“The economic policy of the government is likely to remain growth supportive, especially in the consumption area,” Raiffeisen Bank wrote in an analysis of the possible election outcomes.
Consumption is expected to remain the main driver of economic growth next year, supported by record-low unemployment, rising wages, and the exceptionally high consumer sentiment. Some observers say support for PiS won’t wane as long as the economy keeps going the way it has been for the past four years. A slowdown is on the cards indeed but most likely it will be the government’s worry before the next election in 2023, not now.
A big lie?
What some hail as a unique blend of a traditionalist – if not downright xenophobic and excluding large parts of the society such as LGBT people – approach to policymaking with a left-leaning economic programme of government money transfers may well have dire consequences for Poland in the coming years.
That at least is the view of Malgorzata Jacyno, a sociologist of culture, who told Gazeta Wyborcza that PiS’ generous social transfers and the promise to up the gross minimum wage by nearly 80% by the end of 2023 are substitutes for, rather than elements of, modern policy.
“[PiS wants] privatisation of social policy. It’s ‘citizens, buy everything yourselves.’ That's what [the child benefit programme] 500+ is for, that's what [increasing] minimum wage is for – for citizens to give up public services,” Jacyno claimed.
Without a properly functioning network of key public services – education, health care, and housing – Poland is set to remain a semi-peripheral state forever, she said.
PiS has overhauled Poland’s education system amidst enormous criticism for introducing chaos, lowering standards, and not offering the underpaid teachers decent pay rises. The ruling party has also attempted to introduce a large programme of public housing but that has fizzled. There also is an ongoing crisis in Polish health care, with hospital wards closing down nearly by the week because of too few doctors.

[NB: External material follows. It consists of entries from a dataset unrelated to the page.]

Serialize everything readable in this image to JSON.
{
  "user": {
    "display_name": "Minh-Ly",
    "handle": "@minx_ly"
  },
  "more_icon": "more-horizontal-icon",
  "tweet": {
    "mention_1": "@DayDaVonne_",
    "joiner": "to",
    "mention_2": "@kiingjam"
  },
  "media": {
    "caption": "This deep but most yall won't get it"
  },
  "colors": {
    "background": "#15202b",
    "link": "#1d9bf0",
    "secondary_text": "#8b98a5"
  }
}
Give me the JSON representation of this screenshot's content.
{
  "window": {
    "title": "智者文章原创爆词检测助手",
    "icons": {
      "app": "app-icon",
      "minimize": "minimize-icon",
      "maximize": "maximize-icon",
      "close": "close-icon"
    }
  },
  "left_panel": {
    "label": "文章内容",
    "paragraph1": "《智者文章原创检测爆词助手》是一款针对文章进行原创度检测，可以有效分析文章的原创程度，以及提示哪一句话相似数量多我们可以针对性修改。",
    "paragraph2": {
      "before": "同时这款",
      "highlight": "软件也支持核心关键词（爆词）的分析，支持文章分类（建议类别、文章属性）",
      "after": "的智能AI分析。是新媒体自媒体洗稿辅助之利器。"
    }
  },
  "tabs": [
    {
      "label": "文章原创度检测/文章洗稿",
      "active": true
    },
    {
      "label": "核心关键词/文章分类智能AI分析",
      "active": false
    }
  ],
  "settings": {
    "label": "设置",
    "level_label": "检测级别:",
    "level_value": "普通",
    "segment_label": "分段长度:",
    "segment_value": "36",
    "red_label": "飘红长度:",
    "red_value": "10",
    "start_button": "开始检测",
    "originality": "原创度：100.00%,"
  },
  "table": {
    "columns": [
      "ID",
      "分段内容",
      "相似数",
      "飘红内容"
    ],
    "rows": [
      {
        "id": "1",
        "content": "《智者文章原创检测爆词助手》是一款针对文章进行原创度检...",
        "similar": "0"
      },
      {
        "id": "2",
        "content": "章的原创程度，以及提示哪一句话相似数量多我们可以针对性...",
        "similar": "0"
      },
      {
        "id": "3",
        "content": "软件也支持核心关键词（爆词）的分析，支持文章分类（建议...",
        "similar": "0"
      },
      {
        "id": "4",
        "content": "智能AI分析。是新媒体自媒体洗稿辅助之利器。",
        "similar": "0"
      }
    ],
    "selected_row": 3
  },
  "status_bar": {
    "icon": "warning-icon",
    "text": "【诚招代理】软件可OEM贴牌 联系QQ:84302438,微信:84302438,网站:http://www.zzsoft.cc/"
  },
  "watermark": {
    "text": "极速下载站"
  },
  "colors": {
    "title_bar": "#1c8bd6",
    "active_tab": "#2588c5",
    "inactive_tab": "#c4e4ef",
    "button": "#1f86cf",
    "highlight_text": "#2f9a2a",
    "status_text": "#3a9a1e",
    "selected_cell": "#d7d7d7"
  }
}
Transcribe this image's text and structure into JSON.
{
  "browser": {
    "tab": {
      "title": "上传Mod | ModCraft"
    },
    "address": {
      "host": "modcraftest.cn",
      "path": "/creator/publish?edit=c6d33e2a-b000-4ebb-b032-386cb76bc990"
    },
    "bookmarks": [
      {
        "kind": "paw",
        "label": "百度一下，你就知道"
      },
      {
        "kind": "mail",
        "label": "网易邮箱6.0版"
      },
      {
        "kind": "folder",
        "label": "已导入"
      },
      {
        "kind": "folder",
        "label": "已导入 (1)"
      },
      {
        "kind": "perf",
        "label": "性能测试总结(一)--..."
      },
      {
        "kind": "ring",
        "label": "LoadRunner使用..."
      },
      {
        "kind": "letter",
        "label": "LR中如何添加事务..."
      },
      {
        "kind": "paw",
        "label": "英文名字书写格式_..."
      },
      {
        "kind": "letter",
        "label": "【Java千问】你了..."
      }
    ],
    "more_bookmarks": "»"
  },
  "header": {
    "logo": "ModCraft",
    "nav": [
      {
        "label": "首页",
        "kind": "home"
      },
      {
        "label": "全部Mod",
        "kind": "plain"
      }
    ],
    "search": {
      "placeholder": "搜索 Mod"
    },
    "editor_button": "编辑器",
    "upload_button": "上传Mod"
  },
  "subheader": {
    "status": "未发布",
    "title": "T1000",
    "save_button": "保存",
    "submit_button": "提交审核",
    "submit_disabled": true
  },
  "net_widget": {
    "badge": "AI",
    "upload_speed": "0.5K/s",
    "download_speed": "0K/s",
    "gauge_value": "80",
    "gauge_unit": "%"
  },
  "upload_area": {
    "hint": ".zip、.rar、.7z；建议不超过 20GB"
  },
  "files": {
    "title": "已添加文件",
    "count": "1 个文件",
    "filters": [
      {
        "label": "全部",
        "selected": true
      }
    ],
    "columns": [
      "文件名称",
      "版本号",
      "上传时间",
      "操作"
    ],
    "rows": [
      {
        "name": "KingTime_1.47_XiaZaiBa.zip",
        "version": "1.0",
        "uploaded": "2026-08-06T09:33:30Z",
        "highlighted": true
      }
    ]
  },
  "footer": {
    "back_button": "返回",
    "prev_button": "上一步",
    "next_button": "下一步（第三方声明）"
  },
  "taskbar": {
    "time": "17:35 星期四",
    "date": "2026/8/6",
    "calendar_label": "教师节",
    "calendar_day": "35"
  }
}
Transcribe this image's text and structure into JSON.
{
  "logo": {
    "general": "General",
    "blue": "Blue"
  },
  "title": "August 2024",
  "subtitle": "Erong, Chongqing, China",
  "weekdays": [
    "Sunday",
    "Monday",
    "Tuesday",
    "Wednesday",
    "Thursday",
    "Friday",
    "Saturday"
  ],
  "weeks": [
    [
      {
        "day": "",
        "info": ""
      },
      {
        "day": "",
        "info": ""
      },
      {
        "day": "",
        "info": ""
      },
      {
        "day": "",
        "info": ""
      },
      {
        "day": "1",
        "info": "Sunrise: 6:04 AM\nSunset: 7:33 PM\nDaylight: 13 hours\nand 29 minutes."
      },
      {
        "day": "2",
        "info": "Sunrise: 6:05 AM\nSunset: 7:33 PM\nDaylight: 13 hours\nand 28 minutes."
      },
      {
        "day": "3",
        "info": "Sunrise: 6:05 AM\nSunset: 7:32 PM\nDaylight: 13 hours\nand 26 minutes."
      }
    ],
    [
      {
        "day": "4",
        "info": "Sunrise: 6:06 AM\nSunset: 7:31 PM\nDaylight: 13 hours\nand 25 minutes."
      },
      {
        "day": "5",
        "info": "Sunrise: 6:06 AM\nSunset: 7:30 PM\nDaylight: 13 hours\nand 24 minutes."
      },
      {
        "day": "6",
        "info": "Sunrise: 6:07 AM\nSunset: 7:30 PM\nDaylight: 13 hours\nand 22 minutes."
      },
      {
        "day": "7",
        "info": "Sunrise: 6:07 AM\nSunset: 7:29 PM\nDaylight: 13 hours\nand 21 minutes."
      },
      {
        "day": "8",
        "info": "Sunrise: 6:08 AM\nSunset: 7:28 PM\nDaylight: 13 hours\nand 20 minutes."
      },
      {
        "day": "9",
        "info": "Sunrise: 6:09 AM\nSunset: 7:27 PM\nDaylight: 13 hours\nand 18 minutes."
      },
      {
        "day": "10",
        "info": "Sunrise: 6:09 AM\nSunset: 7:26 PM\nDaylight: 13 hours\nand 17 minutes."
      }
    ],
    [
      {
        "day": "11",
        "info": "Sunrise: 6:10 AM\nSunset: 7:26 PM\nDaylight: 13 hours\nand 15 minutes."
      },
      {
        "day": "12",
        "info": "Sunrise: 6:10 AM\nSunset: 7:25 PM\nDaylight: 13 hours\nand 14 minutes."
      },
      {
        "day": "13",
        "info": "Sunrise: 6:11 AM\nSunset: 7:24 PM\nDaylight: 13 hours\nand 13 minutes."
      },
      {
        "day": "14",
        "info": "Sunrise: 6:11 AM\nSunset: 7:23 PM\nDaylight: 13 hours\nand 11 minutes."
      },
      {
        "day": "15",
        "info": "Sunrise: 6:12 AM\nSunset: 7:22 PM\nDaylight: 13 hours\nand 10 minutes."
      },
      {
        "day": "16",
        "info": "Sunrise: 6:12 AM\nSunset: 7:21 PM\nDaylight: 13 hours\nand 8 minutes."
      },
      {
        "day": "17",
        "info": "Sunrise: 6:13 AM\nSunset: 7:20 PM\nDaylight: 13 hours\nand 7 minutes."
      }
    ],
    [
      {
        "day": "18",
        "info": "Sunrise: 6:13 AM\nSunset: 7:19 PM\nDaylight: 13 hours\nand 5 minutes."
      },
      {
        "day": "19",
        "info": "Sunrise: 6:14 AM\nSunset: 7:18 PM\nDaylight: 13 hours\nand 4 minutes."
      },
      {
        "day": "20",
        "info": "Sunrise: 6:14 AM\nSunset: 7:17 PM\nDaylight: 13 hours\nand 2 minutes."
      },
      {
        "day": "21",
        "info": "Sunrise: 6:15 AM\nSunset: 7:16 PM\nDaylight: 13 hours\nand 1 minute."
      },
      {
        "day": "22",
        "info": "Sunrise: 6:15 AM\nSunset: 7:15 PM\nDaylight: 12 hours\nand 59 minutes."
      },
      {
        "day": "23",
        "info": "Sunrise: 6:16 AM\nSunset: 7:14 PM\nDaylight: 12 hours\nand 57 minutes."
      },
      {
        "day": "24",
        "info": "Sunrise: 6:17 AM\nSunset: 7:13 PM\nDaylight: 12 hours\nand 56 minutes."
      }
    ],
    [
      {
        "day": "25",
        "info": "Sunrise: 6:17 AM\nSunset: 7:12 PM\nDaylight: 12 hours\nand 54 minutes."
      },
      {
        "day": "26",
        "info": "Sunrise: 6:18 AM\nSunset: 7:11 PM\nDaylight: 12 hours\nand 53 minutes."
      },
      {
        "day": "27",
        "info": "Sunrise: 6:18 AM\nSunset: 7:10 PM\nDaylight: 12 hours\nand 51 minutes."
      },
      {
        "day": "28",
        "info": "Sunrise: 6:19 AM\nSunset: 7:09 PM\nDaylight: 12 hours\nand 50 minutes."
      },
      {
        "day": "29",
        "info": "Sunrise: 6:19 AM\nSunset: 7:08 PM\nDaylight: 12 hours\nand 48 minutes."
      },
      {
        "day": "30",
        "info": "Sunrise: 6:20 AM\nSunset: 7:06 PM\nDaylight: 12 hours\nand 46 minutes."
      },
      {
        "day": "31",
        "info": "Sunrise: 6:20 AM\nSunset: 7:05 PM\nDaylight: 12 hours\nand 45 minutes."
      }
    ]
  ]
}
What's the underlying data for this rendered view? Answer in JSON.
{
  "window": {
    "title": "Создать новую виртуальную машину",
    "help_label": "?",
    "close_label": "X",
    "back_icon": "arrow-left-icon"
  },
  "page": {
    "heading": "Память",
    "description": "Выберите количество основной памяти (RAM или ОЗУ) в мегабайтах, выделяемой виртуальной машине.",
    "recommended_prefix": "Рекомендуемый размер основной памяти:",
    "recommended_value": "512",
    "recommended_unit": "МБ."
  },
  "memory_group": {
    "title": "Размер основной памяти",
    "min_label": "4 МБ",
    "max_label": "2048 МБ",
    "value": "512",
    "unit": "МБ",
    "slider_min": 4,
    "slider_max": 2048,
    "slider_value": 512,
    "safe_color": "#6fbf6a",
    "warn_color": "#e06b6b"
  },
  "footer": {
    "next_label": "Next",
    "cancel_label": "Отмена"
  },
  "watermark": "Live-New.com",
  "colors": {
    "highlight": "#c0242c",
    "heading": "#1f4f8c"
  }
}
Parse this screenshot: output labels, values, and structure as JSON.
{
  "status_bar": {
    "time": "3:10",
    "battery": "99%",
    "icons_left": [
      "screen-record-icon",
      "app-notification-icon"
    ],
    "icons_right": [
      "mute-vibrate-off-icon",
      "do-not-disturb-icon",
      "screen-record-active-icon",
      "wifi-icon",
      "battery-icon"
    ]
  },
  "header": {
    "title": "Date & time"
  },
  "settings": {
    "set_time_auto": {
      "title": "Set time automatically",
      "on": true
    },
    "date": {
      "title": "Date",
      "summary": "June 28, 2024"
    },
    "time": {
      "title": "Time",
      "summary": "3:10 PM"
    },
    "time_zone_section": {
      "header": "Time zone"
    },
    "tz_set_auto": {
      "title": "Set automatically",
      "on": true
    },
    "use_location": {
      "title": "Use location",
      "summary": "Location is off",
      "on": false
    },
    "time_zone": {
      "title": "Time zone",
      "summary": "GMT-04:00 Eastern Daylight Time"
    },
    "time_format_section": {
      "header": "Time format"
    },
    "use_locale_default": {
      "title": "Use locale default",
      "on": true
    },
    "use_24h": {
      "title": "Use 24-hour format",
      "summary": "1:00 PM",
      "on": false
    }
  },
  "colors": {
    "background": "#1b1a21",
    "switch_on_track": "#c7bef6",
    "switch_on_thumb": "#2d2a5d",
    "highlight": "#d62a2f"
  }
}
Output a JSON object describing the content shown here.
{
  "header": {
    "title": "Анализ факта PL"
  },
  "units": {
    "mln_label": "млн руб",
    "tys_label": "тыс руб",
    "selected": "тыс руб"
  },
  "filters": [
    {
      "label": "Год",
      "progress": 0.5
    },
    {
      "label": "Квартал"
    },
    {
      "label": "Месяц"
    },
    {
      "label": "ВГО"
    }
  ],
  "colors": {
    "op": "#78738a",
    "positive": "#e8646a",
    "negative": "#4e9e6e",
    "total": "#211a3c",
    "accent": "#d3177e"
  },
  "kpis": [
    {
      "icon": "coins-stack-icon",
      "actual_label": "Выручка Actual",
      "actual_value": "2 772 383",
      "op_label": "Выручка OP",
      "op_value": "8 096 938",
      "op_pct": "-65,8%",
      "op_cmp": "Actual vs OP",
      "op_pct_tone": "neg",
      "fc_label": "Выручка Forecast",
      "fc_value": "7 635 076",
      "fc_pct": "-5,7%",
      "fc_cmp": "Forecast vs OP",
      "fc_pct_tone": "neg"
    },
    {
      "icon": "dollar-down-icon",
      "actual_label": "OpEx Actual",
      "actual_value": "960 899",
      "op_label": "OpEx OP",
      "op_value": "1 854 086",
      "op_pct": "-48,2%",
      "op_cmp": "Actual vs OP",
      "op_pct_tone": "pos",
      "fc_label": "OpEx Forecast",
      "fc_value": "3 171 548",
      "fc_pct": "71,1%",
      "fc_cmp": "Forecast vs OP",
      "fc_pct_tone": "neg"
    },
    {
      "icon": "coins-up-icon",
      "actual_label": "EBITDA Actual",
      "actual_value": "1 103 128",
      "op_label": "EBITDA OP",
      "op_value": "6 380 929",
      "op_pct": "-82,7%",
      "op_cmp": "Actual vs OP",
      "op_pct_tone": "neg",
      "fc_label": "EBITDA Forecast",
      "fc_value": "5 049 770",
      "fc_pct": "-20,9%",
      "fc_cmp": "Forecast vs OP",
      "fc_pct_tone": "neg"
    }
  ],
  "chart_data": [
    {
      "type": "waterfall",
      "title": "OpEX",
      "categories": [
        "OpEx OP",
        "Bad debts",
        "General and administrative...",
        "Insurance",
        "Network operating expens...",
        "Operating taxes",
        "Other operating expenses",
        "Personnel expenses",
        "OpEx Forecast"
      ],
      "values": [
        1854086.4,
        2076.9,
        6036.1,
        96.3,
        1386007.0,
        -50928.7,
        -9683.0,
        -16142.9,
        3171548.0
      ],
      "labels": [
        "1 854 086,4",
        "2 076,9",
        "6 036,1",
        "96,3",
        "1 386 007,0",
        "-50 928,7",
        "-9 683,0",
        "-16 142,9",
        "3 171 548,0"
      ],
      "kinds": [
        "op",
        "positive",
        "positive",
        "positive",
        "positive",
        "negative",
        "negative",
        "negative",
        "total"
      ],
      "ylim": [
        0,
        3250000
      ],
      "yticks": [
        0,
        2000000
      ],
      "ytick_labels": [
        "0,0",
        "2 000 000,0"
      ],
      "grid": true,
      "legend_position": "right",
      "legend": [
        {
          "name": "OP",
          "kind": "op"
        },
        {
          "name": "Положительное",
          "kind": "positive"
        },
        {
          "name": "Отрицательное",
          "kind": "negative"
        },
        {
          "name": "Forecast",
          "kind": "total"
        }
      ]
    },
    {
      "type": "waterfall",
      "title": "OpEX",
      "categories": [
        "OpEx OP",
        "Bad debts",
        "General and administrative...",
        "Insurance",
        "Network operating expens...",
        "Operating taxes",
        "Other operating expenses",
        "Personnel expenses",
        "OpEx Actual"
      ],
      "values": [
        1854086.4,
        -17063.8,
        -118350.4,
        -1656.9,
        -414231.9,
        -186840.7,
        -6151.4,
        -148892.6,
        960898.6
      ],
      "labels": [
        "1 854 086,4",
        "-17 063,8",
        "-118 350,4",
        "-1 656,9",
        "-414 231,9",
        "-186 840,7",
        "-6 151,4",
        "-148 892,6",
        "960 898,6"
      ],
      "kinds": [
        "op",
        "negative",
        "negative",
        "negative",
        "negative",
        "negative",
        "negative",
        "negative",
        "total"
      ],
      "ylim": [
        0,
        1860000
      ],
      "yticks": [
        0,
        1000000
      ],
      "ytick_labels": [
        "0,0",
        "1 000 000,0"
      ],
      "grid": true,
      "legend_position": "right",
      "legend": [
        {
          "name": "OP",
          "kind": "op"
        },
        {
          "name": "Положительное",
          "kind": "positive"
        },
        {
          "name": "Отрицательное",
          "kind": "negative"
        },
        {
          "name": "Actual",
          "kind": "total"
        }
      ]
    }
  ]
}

The ruling party has not given those issues much space in the campaign indeed – neither has the opposition, except – not unpredictably - for the Left. Ominously for Poland, how – if at all – the likely next PiS government will tackle those key problems in the next four years remains unclear.